Task description —
Your response should be every line from the entries that includes the string "Past".

[Excerpts from a dataset]
********************

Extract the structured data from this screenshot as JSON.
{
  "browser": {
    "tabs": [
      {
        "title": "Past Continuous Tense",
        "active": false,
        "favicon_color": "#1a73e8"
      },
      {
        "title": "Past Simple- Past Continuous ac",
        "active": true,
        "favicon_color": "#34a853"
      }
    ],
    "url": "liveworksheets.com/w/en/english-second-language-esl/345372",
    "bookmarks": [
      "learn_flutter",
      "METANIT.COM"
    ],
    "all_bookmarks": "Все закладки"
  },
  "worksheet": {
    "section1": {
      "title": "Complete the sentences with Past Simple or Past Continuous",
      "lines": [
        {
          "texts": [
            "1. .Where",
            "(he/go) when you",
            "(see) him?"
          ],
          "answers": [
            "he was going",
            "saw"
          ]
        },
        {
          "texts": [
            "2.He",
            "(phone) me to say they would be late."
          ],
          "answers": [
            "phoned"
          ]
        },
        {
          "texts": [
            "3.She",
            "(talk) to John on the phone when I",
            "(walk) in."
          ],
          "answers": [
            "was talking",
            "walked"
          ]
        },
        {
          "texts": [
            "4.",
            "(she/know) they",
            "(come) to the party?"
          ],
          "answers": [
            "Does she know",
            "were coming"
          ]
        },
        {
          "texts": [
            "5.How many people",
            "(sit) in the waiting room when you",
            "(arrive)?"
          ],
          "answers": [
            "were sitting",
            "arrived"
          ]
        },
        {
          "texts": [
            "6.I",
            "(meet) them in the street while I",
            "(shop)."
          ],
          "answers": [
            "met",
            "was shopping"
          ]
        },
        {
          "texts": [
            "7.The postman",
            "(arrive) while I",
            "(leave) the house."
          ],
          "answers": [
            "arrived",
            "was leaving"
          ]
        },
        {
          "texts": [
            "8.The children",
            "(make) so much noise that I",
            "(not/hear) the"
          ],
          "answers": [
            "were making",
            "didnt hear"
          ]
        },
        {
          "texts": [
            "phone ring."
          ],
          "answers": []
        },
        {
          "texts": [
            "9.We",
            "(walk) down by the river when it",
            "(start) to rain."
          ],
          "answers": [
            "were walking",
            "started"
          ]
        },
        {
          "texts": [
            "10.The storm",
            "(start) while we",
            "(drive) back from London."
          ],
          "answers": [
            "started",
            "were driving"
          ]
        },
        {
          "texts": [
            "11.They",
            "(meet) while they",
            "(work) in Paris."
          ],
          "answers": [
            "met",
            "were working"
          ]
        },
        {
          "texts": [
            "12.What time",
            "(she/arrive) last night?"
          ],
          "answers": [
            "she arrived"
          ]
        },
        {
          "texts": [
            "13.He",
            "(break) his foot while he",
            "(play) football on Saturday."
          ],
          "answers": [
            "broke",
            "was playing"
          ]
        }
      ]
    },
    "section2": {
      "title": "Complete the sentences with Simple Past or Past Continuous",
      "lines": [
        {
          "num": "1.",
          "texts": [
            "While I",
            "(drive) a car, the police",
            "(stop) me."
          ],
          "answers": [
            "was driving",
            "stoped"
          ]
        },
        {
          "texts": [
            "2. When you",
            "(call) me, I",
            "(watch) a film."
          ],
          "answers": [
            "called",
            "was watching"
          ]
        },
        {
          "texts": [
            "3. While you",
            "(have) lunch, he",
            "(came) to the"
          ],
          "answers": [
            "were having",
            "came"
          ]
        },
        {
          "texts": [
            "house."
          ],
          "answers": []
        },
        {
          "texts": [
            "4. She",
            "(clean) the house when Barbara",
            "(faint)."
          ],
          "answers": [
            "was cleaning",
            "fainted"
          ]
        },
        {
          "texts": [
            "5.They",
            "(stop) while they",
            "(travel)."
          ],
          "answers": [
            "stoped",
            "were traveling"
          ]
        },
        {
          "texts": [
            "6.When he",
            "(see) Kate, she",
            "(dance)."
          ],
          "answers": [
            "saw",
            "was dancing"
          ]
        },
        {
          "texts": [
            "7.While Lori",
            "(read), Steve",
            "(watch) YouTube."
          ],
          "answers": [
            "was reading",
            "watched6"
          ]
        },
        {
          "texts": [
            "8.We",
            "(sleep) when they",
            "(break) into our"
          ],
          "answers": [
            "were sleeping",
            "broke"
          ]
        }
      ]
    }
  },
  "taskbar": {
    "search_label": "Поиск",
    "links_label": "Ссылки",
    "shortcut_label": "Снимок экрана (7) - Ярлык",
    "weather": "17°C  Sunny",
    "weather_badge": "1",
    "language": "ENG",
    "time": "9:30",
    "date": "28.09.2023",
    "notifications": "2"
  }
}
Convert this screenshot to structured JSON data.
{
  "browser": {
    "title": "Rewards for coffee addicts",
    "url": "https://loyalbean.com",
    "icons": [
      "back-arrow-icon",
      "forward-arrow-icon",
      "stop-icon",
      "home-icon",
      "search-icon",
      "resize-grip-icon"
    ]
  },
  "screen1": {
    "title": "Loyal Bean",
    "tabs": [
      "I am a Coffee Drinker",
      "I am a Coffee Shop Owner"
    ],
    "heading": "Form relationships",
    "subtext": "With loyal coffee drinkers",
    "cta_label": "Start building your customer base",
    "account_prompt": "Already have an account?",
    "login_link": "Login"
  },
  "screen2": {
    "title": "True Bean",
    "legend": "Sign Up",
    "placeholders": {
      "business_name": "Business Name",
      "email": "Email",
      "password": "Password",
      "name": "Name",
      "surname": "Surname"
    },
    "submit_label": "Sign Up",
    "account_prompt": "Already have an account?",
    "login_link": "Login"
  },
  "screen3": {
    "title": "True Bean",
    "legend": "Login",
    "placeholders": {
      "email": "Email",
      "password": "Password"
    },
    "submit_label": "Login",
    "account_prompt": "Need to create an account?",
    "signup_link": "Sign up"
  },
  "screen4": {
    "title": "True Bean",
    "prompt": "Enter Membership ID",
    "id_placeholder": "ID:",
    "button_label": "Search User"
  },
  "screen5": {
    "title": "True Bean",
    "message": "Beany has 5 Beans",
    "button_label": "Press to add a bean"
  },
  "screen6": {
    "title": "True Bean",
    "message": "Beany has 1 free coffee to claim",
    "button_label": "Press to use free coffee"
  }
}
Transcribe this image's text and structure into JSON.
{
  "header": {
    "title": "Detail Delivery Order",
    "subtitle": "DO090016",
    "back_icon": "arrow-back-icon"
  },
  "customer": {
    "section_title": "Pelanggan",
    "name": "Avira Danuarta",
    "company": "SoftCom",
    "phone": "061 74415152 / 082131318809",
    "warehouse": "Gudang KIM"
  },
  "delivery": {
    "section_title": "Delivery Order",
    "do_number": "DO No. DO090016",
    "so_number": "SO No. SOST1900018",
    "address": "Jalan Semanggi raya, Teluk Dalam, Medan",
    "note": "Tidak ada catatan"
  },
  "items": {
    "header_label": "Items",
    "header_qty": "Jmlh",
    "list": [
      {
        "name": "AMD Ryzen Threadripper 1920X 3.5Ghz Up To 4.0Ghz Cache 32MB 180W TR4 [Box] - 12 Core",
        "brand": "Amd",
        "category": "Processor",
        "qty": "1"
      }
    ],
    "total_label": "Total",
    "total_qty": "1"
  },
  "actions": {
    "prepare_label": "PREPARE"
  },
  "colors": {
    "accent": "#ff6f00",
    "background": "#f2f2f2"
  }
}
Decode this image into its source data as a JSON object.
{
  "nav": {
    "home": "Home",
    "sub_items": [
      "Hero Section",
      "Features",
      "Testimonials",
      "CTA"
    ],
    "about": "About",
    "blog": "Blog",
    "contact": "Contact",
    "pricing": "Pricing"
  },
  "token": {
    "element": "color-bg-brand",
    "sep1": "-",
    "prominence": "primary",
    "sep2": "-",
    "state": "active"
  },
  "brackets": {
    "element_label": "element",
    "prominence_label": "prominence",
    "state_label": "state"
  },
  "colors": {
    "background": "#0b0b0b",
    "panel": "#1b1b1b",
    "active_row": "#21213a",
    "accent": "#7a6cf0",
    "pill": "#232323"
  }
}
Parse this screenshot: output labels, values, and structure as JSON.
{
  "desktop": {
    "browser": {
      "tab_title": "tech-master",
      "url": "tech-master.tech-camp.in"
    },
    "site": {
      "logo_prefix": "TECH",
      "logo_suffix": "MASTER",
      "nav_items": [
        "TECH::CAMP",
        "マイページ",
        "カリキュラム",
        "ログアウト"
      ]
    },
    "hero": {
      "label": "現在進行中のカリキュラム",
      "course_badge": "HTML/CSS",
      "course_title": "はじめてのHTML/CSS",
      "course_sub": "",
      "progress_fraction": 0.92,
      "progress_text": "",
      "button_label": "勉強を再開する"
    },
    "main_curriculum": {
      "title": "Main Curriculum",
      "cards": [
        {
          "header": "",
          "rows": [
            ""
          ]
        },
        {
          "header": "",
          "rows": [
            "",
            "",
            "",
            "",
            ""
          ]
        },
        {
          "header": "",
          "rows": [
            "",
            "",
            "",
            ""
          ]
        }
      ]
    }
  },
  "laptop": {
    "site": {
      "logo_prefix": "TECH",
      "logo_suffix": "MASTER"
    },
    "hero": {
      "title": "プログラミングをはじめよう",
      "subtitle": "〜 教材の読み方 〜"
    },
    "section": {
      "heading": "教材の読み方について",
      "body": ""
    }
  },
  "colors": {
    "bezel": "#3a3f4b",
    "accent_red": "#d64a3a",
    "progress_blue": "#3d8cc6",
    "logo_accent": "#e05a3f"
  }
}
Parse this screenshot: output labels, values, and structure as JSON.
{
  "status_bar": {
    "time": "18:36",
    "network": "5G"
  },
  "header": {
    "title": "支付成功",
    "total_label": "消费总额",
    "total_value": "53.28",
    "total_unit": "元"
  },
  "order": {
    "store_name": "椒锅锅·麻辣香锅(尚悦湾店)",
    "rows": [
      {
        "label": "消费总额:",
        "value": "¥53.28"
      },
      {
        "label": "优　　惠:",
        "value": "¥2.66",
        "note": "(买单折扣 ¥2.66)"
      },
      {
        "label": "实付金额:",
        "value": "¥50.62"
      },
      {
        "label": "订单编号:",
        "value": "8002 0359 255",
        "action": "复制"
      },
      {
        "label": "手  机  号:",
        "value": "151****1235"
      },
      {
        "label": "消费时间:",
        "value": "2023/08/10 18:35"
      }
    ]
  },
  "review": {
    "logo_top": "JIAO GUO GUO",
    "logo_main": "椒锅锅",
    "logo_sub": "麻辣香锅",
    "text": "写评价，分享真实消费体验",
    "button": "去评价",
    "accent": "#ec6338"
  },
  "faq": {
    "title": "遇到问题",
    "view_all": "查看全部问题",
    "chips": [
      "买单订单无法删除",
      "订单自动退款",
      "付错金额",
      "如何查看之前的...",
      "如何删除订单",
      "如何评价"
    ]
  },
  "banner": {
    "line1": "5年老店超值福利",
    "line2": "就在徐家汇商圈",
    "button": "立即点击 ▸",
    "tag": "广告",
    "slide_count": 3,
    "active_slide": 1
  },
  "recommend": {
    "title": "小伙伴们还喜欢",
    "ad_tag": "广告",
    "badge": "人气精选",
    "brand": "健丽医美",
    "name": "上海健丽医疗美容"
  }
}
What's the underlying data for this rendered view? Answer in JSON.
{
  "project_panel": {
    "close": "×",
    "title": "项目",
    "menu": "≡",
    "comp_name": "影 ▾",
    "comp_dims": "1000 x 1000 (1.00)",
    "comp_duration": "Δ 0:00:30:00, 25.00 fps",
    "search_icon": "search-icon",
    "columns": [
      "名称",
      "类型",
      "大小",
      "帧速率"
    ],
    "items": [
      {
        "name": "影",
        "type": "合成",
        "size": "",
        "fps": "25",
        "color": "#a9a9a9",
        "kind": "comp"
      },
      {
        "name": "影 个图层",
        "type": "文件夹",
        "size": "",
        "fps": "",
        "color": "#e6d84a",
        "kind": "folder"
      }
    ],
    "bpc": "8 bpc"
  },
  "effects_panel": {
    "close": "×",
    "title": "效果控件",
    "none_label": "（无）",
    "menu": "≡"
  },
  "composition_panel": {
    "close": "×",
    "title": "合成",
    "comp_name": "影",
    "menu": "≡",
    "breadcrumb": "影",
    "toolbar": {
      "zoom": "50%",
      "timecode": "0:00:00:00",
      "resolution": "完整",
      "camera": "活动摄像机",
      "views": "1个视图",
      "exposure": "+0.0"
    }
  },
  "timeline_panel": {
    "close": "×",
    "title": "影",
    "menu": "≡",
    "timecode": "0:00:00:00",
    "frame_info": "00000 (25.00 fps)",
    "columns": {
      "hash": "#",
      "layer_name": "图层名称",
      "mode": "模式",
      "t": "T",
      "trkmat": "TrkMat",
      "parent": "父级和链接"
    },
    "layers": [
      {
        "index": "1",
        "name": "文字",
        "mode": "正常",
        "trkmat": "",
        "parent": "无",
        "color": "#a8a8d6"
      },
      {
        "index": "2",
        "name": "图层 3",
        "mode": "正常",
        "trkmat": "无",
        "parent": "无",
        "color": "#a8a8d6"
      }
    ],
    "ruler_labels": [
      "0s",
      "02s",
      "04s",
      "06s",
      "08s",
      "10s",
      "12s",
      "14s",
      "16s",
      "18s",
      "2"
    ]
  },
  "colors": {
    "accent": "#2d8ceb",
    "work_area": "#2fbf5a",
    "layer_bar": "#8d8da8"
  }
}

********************

Answer to the exercise —
        "title": "Past Continuous Tense",
        "title": "Past Simple- Past Continuous ac",
      "title": "Complete the sentences with Past Simple or Past Continuous",
      "title": "Complete the sentences with Simple Past or Past Continuous",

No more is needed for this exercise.